■ Records to process ■
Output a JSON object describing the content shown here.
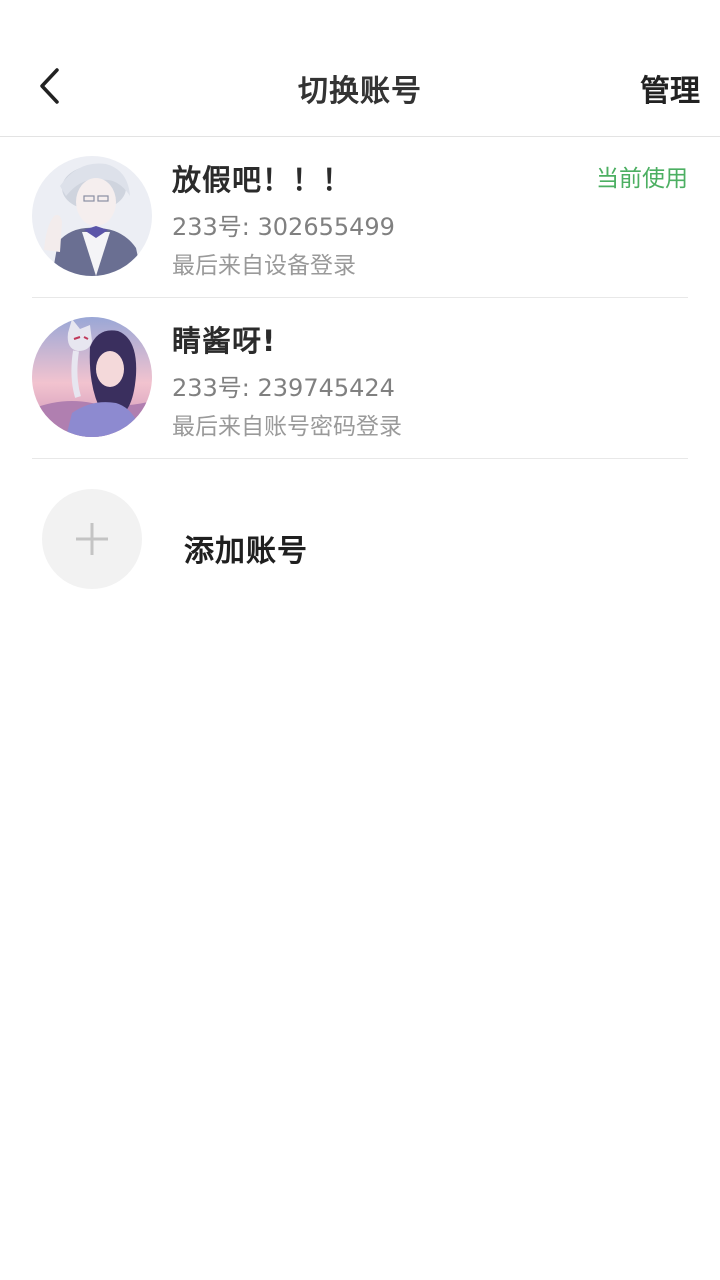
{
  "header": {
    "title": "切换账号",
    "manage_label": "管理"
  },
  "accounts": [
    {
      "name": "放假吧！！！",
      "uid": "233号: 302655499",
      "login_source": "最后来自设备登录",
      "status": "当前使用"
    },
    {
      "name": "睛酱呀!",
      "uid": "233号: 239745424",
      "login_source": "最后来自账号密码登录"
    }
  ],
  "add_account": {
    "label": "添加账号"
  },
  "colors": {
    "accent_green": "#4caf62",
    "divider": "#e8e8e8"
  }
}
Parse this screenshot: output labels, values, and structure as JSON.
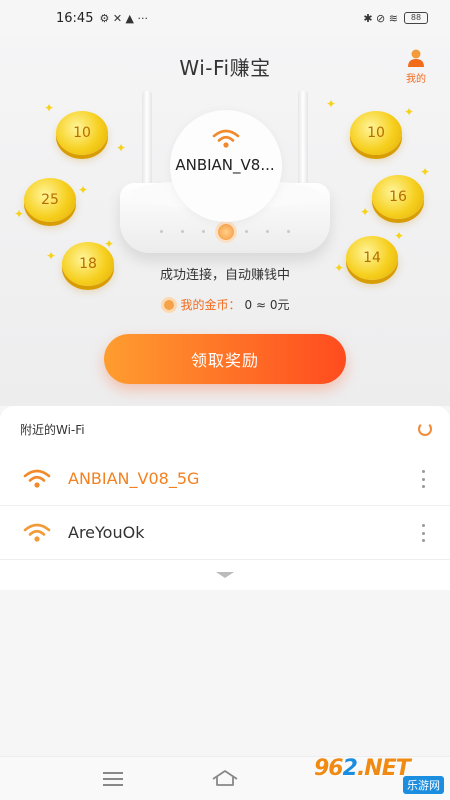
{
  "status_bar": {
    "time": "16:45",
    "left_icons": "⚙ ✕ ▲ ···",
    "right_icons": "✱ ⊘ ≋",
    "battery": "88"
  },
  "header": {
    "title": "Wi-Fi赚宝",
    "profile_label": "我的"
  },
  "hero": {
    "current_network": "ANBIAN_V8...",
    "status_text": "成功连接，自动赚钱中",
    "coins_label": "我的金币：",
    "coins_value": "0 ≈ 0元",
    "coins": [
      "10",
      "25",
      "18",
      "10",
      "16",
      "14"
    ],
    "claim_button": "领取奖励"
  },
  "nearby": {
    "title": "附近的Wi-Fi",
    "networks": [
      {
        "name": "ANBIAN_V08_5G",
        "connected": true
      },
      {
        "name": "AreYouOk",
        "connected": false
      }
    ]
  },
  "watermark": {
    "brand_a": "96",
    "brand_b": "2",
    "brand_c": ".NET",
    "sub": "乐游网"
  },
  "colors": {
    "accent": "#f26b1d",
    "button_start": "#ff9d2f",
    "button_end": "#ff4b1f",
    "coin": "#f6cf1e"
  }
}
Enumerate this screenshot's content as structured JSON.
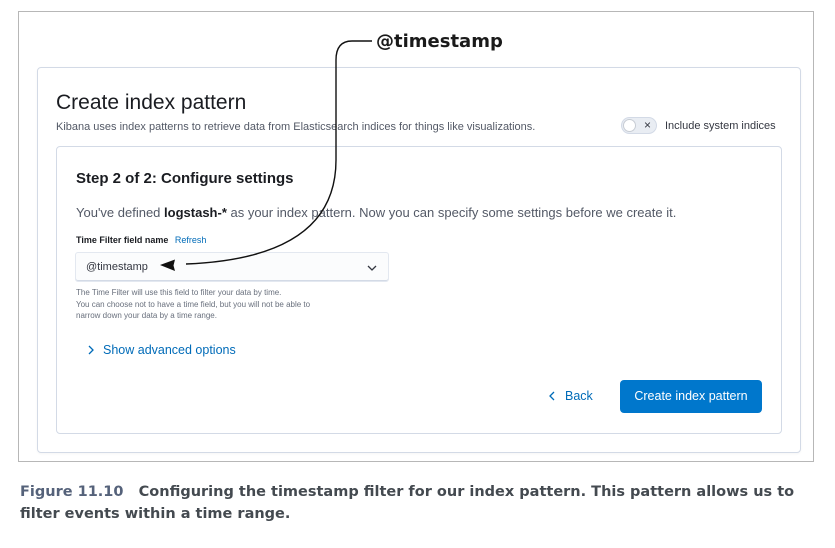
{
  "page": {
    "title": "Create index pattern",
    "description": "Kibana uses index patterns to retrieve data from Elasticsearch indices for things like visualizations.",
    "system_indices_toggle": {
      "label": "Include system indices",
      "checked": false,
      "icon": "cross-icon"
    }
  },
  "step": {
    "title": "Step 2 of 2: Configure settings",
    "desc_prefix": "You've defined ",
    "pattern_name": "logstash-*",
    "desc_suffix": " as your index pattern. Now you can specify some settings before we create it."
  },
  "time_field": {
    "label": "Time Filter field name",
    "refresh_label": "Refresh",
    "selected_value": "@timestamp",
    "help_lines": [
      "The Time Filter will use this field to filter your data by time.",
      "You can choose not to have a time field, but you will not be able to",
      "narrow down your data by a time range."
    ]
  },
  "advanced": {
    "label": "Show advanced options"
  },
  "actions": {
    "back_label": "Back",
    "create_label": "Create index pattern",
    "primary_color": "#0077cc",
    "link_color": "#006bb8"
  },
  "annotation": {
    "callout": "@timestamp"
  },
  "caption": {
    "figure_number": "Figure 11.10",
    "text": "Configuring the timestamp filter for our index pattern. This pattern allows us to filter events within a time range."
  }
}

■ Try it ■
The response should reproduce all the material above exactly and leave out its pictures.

■ Answer below ■
Output a JSON object describing the content shown here.
{
  "header": {
    "title": "切换账号",
    "manage_label": "管理"
  },
  "accounts": [
    {
      "name": "放假吧！！！",
      "uid": "233号: 302655499",
      "login_source": "最后来自设备登录",
      "status": "当前使用"
    },
    {
      "name": "睛酱呀!",
      "uid": "233号: 239745424",
      "login_source": "最后来自账号密码登录"
    }
  ],
  "add_account": {
    "label": "添加账号"
  },
  "colors": {
    "accent_green": "#4caf62",
    "divider": "#e8e8e8"
  }
}
Parse this screenshot: output labels, values, and structure as JSON.
{
  "status_bar": {
    "time": "16:45",
    "left_icons": "⚙ ✕ ▲ ···",
    "right_icons": "✱ ⊘ ≋",
    "battery": "88"
  },
  "header": {
    "title": "Wi-Fi赚宝",
    "profile_label": "我的"
  },
  "hero": {
    "current_network": "ANBIAN_V8...",
    "status_text": "成功连接，自动赚钱中",
    "coins_label": "我的金币：",
    "coins_value": "0 ≈ 0元",
    "coins": [
      "10",
      "25",
      "18",
      "10",
      "16",
      "14"
    ],
    "claim_button": "领取奖励"
  },
  "nearby": {
    "title": "附近的Wi-Fi",
    "networks": [
      {
        "name": "ANBIAN_V08_5G",
        "connected": true
      },
      {
        "name": "AreYouOk",
        "connected": false
      }
    ]
  },
  "watermark": {
    "brand_a": "96",
    "brand_b": "2",
    "brand_c": ".NET",
    "sub": "乐游网"
  },
  "colors": {
    "accent": "#f26b1d",
    "button_start": "#ff9d2f",
    "button_end": "#ff4b1f",
    "coin": "#f6cf1e"
  }
}
Enumerate this screenshot's content as structured JSON.
{
  "page": {
    "title": "Create index pattern",
    "description": "Kibana uses index patterns to retrieve data from Elasticsearch indices for things like visualizations.",
    "system_indices_toggle": {
      "label": "Include system indices",
      "checked": false,
      "icon": "cross-icon"
    }
  },
  "step": {
    "title": "Step 2 of 2: Configure settings",
    "desc_prefix": "You've defined ",
    "pattern_name": "logstash-*",
    "desc_suffix": " as your index pattern. Now you can specify some settings before we create it."
  },
  "time_field": {
    "label": "Time Filter field name",
    "refresh_label": "Refresh",
    "selected_value": "@timestamp",
    "help_lines": [
      "The Time Filter will use this field to filter your data by time.",
      "You can choose not to have a time field, but you will not be able to",
      "narrow down your data by a time range."
    ]
  },
  "advanced": {
    "label": "Show advanced options"
  },
  "actions": {
    "back_label": "Back",
    "create_label": "Create index pattern",
    "primary_color": "#0077cc",
    "link_color": "#006bb8"
  },
  "annotation": {
    "callout": "@timestamp"
  },
  "caption": {
    "figure_number": "Figure 11.10",
    "text": "Configuring the timestamp filter for our index pattern. This pattern allows us to filter events within a time range."
  }
}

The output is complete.